==== Extracted records ====

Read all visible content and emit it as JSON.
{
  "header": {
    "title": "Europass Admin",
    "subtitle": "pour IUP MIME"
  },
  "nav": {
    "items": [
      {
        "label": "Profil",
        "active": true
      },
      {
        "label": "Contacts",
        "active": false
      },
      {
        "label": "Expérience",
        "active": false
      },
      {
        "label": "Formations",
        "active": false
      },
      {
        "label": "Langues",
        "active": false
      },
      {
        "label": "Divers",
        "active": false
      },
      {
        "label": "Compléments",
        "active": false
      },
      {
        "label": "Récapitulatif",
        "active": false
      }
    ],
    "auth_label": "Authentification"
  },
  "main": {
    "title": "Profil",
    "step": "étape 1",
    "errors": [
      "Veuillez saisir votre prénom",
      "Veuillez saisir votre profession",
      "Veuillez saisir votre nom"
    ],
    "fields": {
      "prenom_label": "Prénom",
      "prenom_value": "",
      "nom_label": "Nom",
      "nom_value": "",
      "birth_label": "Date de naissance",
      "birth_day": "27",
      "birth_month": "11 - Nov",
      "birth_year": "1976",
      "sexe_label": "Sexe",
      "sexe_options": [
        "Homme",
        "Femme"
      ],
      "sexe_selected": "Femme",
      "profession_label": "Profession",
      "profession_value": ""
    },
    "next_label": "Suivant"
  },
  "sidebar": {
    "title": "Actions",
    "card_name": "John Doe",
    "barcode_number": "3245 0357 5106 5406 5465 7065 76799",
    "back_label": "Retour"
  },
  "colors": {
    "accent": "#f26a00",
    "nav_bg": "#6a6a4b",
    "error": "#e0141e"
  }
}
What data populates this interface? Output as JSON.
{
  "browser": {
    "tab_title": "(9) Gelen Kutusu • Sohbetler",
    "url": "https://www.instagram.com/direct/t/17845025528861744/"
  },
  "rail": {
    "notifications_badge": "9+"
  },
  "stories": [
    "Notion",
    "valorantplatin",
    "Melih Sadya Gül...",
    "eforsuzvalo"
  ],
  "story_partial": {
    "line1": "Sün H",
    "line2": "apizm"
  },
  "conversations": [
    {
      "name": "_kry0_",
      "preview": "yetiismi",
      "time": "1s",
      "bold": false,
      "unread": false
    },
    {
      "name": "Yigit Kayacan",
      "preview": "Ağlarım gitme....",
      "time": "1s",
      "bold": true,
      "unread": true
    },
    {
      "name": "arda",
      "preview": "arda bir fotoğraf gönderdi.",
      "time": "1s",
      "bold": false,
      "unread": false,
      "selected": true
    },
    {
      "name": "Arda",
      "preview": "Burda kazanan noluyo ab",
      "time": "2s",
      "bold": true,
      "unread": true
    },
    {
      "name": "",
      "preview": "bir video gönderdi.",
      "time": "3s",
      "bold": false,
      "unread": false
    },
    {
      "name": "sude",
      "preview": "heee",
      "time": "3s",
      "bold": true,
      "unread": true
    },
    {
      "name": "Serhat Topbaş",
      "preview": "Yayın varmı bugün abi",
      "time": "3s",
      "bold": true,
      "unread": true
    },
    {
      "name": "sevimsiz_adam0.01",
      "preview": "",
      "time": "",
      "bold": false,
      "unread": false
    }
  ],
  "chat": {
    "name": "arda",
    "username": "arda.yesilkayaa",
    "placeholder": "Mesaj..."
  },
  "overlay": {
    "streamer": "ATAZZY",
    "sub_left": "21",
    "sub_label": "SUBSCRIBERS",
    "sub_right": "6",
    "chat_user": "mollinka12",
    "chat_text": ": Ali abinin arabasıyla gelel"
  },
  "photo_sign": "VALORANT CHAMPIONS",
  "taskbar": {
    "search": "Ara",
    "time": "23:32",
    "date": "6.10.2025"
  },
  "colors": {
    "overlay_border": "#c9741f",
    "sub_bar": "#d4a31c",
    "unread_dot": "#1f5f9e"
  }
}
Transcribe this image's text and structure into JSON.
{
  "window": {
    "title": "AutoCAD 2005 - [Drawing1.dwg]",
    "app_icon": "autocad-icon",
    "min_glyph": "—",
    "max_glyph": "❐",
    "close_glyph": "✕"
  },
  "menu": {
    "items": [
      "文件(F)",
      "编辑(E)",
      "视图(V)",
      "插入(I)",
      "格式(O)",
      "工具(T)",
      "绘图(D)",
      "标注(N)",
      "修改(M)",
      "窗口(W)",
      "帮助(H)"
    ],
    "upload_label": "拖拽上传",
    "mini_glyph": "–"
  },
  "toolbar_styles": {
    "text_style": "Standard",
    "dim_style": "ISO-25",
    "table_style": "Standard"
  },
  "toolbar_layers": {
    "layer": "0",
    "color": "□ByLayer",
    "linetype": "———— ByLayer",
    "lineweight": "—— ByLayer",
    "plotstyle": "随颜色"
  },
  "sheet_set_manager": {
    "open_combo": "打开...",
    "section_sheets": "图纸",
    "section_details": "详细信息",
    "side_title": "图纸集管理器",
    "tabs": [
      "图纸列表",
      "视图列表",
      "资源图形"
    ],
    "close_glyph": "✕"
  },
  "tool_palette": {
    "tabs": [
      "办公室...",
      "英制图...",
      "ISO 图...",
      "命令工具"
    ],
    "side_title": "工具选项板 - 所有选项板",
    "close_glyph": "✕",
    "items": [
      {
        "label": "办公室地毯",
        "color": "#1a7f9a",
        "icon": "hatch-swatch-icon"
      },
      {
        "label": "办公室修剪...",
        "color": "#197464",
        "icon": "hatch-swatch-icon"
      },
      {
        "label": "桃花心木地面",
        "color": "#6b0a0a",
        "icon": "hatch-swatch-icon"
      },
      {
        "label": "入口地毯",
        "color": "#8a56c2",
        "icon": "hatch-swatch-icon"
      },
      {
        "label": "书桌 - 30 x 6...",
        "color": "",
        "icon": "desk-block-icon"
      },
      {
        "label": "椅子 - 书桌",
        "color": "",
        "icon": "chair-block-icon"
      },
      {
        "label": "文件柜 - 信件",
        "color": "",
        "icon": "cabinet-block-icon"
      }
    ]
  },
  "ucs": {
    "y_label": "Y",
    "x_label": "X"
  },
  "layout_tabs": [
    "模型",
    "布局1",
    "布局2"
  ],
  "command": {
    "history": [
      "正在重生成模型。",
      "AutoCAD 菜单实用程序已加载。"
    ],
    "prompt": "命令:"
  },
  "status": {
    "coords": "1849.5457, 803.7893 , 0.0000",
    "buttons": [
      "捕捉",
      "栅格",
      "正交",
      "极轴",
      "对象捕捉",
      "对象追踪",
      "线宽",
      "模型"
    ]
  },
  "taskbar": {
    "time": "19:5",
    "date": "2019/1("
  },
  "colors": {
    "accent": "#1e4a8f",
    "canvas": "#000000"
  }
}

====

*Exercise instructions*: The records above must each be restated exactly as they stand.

*Task solution*:
Read all visible content and emit it as JSON.
{
  "header": {
    "title": "Europass Admin",
    "subtitle": "pour IUP MIME"
  },
  "nav": {
    "items": [
      {
        "label": "Profil",
        "active": true
      },
      {
        "label": "Contacts",
        "active": false
      },
      {
        "label": "Expérience",
        "active": false
      },
      {
        "label": "Formations",
        "active": false
      },
      {
        "label": "Langues",
        "active": false
      },
      {
        "label": "Divers",
        "active": false
      },
      {
        "label": "Compléments",
        "active": false
      },
      {
        "label": "Récapitulatif",
        "active": false
      }
    ],
    "auth_label": "Authentification"
  },
  "main": {
    "title": "Profil",
    "step": "étape 1",
    "errors": [
      "Veuillez saisir votre prénom",
      "Veuillez saisir votre profession",
      "Veuillez saisir votre nom"
    ],
    "fields": {
      "prenom_label": "Prénom",
      "prenom_value": "",
      "nom_label": "Nom",
      "nom_value": "",
      "birth_label": "Date de naissance",
      "birth_day": "27",
      "birth_month": "11 - Nov",
      "birth_year": "1976",
      "sexe_label": "Sexe",
      "sexe_options": [
        "Homme",
        "Femme"
      ],
      "sexe_selected": "Femme",
      "profession_label": "Profession",
      "profession_value": ""
    },
    "next_label": "Suivant"
  },
  "sidebar": {
    "title": "Actions",
    "card_name": "John Doe",
    "barcode_number": "3245 0357 5106 5406 5465 7065 76799",
    "back_label": "Retour"
  },
  "colors": {
    "accent": "#f26a00",
    "nav_bg": "#6a6a4b",
    "error": "#e0141e"
  }
}
What data populates this interface? Output as JSON.
{
  "browser": {
    "tab_title": "(9) Gelen Kutusu • Sohbetler",
    "url": "https://www.instagram.com/direct/t/17845025528861744/"
  },
  "rail": {
    "notifications_badge": "9+"
  },
  "stories": [
    "Notion",
    "valorantplatin",
    "Melih Sadya Gül...",
    "eforsuzvalo"
  ],
  "story_partial": {
    "line1": "Sün H",
    "line2": "apizm"
  },
  "conversations": [
    {
      "name": "_kry0_",
      "preview": "yetiismi",
      "time": "1s",
      "bold": false,
      "unread": false
    },
    {
      "name": "Yigit Kayacan",
      "preview": "Ağlarım gitme....",
      "time": "1s",
      "bold": true,
      "unread": true
    },
    {
      "name": "arda",
      "preview": "arda bir fotoğraf gönderdi.",
      "time": "1s",
      "bold": false,
      "unread": false,
      "selected": true
    },
    {
      "name": "Arda",
      "preview": "Burda kazanan noluyo ab",
      "time": "2s",
      "bold": true,
      "unread": true
    },
    {
      "name": "",
      "preview": "bir video gönderdi.",
      "time": "3s",
      "bold": false,
      "unread": false
    },
    {
      "name": "sude",
      "preview": "heee",
      "time": "3s",
      "bold": true,
      "unread": true
    },
    {
      "name": "Serhat Topbaş",
      "preview": "Yayın varmı bugün abi",
      "time": "3s",
      "bold": true,
      "unread": true
    },
    {
      "name": "sevimsiz_adam0.01",
      "preview": "",
      "time": "",
      "bold": false,
      "unread": false
    }
  ],
  "chat": {
    "name": "arda",
    "username": "arda.yesilkayaa",
    "placeholder": "Mesaj..."
  },
  "overlay": {
    "streamer": "ATAZZY",
    "sub_left": "21",
    "sub_label": "SUBSCRIBERS",
    "sub_right": "6",
    "chat_user": "mollinka12",
    "chat_text": ": Ali abinin arabasıyla gelel"
  },
  "photo_sign": "VALORANT CHAMPIONS",
  "taskbar": {
    "search": "Ara",
    "time": "23:32",
    "date": "6.10.2025"
  },
  "colors": {
    "overlay_border": "#c9741f",
    "sub_bar": "#d4a31c",
    "unread_dot": "#1f5f9e"
  }
}
Transcribe this image's text and structure into JSON.
{
  "window": {
    "title": "AutoCAD 2005 - [Drawing1.dwg]",
    "app_icon": "autocad-icon",
    "min_glyph": "—",
    "max_glyph": "❐",
    "close_glyph": "✕"
  },
  "menu": {
    "items": [
      "文件(F)",
      "编辑(E)",
      "视图(V)",
      "插入(I)",
      "格式(O)",
      "工具(T)",
      "绘图(D)",
      "标注(N)",
      "修改(M)",
      "窗口(W)",
      "帮助(H)"
    ],
    "upload_label": "拖拽上传",
    "mini_glyph": "–"
  },
  "toolbar_styles": {
    "text_style": "Standard",
    "dim_style": "ISO-25",
    "table_style": "Standard"
  },
  "toolbar_layers": {
    "layer": "0",
    "color": "□ByLayer",
    "linetype": "———— ByLayer",
    "lineweight": "—— ByLayer",
    "plotstyle": "随颜色"
  },
  "sheet_set_manager": {
    "open_combo": "打开...",
    "section_sheets": "图纸",
    "section_details": "详细信息",
    "side_title": "图纸集管理器",
    "tabs": [
      "图纸列表",
      "视图列表",
      "资源图形"
    ],
    "close_glyph": "✕"
  },
  "tool_palette": {
    "tabs": [
      "办公室...",
      "英制图...",
      "ISO 图...",
      "命令工具"
    ],
    "side_title": "工具选项板 - 所有选项板",
    "close_glyph": "✕",
    "items": [
      {
        "label": "办公室地毯",
        "color": "#1a7f9a",
        "icon": "hatch-swatch-icon"
      },
      {
        "label": "办公室修剪...",
        "color": "#197464",
        "icon": "hatch-swatch-icon"
      },
      {
        "label": "桃花心木地面",
        "color": "#6b0a0a",
        "icon": "hatch-swatch-icon"
      },
      {
        "label": "入口地毯",
        "color": "#8a56c2",
        "icon": "hatch-swatch-icon"
      },
      {
        "label": "书桌 - 30 x 6...",
        "color": "",
        "icon": "desk-block-icon"
      },
      {
        "label": "椅子 - 书桌",
        "color": "",
        "icon": "chair-block-icon"
      },
      {
        "label": "文件柜 - 信件",
        "color": "",
        "icon": "cabinet-block-icon"
      }
    ]
  },
  "ucs": {
    "y_label": "Y",
    "x_label": "X"
  },
  "layout_tabs": [
    "模型",
    "布局1",
    "布局2"
  ],
  "command": {
    "history": [
      "正在重生成模型。",
      "AutoCAD 菜单实用程序已加载。"
    ],
    "prompt": "命令:"
  },
  "status": {
    "coords": "1849.5457, 803.7893 , 0.0000",
    "buttons": [
      "捕捉",
      "栅格",
      "正交",
      "极轴",
      "对象捕捉",
      "对象追踪",
      "线宽",
      "模型"
    ]
  },
  "taskbar": {
    "time": "19:5",
    "date": "2019/1("
  },
  "colors": {
    "accent": "#1e4a8f",
    "canvas": "#000000"
  }
}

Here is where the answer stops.